(Data records for software interfaces)
====
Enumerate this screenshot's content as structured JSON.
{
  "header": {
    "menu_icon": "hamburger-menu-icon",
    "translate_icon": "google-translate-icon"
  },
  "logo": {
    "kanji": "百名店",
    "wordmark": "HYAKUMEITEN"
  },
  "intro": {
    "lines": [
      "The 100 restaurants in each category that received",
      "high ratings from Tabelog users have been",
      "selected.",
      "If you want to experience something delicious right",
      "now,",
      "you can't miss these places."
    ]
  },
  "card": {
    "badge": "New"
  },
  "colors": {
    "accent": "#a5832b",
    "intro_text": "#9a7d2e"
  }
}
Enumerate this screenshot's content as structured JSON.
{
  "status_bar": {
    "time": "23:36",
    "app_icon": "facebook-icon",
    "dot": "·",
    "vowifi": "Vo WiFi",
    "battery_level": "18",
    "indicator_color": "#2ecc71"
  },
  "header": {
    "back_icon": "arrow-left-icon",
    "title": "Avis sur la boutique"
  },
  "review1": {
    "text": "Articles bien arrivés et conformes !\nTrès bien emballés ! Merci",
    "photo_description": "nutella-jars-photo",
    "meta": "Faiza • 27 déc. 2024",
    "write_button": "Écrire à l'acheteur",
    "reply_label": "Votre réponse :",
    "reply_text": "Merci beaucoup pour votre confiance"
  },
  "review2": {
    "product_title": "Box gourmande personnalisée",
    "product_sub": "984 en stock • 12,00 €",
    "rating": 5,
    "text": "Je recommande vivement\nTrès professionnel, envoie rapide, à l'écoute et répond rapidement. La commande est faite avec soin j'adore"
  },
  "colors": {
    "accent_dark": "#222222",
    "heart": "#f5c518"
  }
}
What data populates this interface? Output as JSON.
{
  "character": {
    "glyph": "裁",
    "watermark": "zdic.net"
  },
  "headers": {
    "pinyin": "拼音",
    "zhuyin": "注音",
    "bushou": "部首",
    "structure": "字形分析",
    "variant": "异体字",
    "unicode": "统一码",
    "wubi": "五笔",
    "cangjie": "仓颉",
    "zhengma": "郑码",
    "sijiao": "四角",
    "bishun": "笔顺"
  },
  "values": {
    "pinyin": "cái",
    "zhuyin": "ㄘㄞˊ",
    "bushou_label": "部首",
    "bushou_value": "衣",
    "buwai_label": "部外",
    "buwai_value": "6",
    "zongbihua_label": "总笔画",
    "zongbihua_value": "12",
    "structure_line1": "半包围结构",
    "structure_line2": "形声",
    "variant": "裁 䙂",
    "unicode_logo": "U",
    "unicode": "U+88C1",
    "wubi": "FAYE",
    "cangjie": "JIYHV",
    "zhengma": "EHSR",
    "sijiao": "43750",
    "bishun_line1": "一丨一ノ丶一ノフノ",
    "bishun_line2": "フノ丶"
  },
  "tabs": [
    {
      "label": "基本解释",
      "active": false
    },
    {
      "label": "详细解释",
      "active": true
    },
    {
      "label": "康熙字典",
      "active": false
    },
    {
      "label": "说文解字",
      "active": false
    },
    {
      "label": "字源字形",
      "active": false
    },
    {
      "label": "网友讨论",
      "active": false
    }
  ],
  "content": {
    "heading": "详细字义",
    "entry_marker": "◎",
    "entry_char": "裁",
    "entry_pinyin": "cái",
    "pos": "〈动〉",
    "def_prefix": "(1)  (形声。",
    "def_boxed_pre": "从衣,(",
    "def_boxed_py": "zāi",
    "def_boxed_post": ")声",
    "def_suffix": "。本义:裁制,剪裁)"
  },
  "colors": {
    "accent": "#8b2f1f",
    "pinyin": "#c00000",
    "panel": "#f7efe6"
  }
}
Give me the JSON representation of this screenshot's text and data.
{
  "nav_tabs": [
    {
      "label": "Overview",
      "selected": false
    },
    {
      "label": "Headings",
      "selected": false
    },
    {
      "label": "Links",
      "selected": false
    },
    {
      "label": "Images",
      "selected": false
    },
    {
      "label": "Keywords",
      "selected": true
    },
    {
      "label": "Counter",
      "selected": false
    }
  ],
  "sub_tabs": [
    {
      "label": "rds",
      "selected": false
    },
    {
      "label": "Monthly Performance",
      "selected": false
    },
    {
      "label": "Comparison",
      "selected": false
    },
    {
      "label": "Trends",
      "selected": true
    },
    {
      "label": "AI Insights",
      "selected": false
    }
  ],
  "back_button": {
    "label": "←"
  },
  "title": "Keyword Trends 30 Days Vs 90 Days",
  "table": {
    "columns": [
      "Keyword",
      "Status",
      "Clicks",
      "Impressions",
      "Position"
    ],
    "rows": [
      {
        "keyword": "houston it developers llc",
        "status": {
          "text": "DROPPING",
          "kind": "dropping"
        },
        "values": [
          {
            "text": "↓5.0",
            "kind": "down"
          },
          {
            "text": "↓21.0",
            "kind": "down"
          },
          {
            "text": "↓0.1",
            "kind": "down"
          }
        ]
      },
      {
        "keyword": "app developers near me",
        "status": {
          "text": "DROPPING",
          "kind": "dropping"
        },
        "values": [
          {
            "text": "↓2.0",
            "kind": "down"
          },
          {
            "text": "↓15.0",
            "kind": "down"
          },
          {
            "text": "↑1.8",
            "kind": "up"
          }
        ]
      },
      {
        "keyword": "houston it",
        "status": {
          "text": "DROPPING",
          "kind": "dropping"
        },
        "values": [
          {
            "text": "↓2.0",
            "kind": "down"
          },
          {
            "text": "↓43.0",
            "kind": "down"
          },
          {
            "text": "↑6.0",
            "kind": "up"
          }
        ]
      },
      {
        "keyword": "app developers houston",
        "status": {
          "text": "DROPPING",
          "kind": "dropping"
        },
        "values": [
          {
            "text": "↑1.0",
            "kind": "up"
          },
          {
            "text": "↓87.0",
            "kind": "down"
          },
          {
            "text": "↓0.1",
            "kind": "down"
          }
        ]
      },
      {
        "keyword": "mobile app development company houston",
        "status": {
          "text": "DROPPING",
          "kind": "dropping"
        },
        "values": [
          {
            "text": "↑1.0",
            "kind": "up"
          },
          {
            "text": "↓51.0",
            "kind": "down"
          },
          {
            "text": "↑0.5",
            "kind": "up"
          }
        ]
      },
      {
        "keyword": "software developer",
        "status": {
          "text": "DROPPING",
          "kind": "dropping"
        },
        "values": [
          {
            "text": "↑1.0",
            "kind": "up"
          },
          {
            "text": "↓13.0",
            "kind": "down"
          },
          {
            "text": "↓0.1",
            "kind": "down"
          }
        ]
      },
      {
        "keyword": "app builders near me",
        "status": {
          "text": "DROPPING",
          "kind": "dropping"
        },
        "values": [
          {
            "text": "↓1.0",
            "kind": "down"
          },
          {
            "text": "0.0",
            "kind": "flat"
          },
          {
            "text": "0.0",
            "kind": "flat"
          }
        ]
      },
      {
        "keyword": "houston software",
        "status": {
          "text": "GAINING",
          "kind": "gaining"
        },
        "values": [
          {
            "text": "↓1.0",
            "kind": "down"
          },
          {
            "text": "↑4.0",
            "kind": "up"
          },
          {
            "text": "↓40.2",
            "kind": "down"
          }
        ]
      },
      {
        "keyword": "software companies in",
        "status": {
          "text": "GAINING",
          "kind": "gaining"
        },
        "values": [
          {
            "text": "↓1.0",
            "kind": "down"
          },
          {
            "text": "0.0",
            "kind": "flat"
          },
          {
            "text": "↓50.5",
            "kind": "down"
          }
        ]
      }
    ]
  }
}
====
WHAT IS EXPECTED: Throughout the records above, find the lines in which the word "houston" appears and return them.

SOLUTION BELOW:
        "keyword": "houston it developers llc",
        "keyword": "houston it",
        "keyword": "app developers houston",
        "keyword": "mobile app development company houston",
        "keyword": "houston software",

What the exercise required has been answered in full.